The catalogue is a consumer object that acts as a contact zone for present and future audiences. It is performative because it distributes just as it produces knowledge. The catalogue can be a site of activism and resistance because transparency about an object’s journey to the museum submits expert knowledge to critical feedback. Linked data also offers the visitor a certain independence in exploring interconnected narratives and networks.
Looking at the institutional and public records for Rapid Response objects I noticed a discrepancy between the quantity of descriptive data in each. I believe that the succinctness of certain collection does not, however, arise from a lack of care because the curators openly shared the view that their responsibility was to collect evidence of change and spark public imagination, rather than to bind an object to one narrative or interpretation.

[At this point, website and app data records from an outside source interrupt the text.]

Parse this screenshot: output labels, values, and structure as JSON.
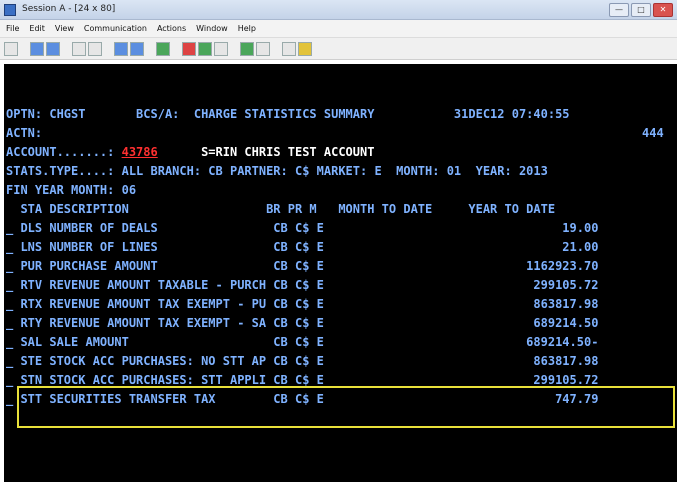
{
  "window": {
    "title": "Session A - [24 x 80]",
    "min": "—",
    "max": "□",
    "close": "✕"
  },
  "menu": [
    "File",
    "Edit",
    "View",
    "Communication",
    "Actions",
    "Window",
    "Help"
  ],
  "terminal": {
    "l1": "OPTN: CHGST       BCS/A:  CHARGE STATISTICS SUMMARY           31DEC12 07:40:55",
    "l2a": "ACTN:",
    "l2b": "444",
    "l3a": "ACCOUNT.......: ",
    "l3b": "43786",
    "l3c": "      S=RIN CHRIS TEST ACCOUNT",
    "l4": "STATS.TYPE....: ALL BRANCH: CB PARTNER: C$ MARKET: E  MONTH: 01  YEAR: 2013",
    "l5": "FIN YEAR MONTH: 06",
    "header": "  STA DESCRIPTION                   BR PR M   MONTH TO DATE     YEAR TO DATE",
    "rows": [
      {
        "code": "DLS",
        "desc": "NUMBER OF DEALS           ",
        "br": "CB",
        "pr": "C$",
        "m": "E",
        "ytd": "19.00"
      },
      {
        "code": "LNS",
        "desc": "NUMBER OF LINES           ",
        "br": "CB",
        "pr": "C$",
        "m": "E",
        "ytd": "21.00"
      },
      {
        "code": "PUR",
        "desc": "PURCHASE AMOUNT           ",
        "br": "CB",
        "pr": "C$",
        "m": "E",
        "ytd": "1162923.70"
      },
      {
        "code": "RTV",
        "desc": "REVENUE AMOUNT TAXABLE - PURCH",
        "br": "CB",
        "pr": "C$",
        "m": "E",
        "ytd": "299105.72"
      },
      {
        "code": "RTX",
        "desc": "REVENUE AMOUNT TAX EXEMPT - PU",
        "br": "CB",
        "pr": "C$",
        "m": "E",
        "ytd": "863817.98"
      },
      {
        "code": "RTY",
        "desc": "REVENUE AMOUNT TAX EXEMPT - SA",
        "br": "CB",
        "pr": "C$",
        "m": "E",
        "ytd": "689214.50"
      },
      {
        "code": "SAL",
        "desc": "SALE AMOUNT               ",
        "br": "CB",
        "pr": "C$",
        "m": "E",
        "ytd": "689214.50-"
      },
      {
        "code": "STE",
        "desc": "STOCK ACC PURCHASES: NO STT AP",
        "br": "CB",
        "pr": "C$",
        "m": "E",
        "ytd": "863817.98"
      },
      {
        "code": "STN",
        "desc": "STOCK ACC PURCHASES: STT APPLI",
        "br": "CB",
        "pr": "C$",
        "m": "E",
        "ytd": "299105.72"
      },
      {
        "code": "STT",
        "desc": "SECURITIES TRANSFER TAX   ",
        "br": "CB",
        "pr": "C$",
        "m": "E",
        "ytd": "747.79"
      }
    ]
  },
  "colors": {
    "terminal_bg": "#000000",
    "terminal_text": "#7fb2ff",
    "highlight": "#e8e03a",
    "account": "#ff3030"
  }
}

The challenge seems to arise, instead, because museum technologies are out of sync with the objectives of Rapid Response and its reverse logic.
The content management systems we use now are designed for a more traditional type of knowledge-production where the identity of an object and its networks are marked at the point of its acquisition and is not well suited to a living archive whose history is still in the making.
The interactive process through which contemporary narratives develop is evident in a comparison of the XR collection to Rapid Response objects that were used in formal exhibitions and were therefore subject to additional curatorial work.
The system relies on a check-list approach to due diligence and documentation flags incomplete records, for example, but does not, for example, flag when a record is concise. But both the catalogue and the content management systems ultimately function through a database, which is governed by software and code and is not able to pose the critical question - how much metadata makes a record communicative?
The documentation of distinctly activist collections codifies crisis and activism. To register the gradual development of these contemporary narratives, and the interactivity and spontaneity which produces new truths in hypermodernity, technology must also be more flexible.
What then does rapid response tell us about the values, ethics and working practices of the Future Museum?
The role of Museums in the knowledge economy is changing, and Rapid Response Collecting is evidence of our capacity to adapt our ways of working to respond to the needs of our audiences now.
In a fast-paced, media-driven society, the museum retains its referential function. The object visualizes and formalizes a narrative which might otherwise fall out of culture. And the exhibition becomes a symbolic space where the public confronts itself.
In shifting the emphasis from interpretation to discussion, Rapid Response Collecting transforms the cabinet of curiosities to a living archive and positions the Museum as a space in which diverse publics participate in the co-production of knowledge.
I want to end this by asking, if we collect to convene debate and spark public imagination now, why do we collect for the future?
Here, I cannot help but talk about metadata again. Metadata tags are marginal and appended to the object, but they are also in dialogue with it. This gloss makes an object mobile by connecting it with the rest of the V&A’s collection and keeping it visible and relevant after the critical moment which warrants its collection has past.
Mindfulness and activism in the museum space extends beyond diversifying our collections and audiences to also interrogating the systems and technologies that maintain the status quo. The way we collect and recollect objects must permit them to stand and speak for themselves.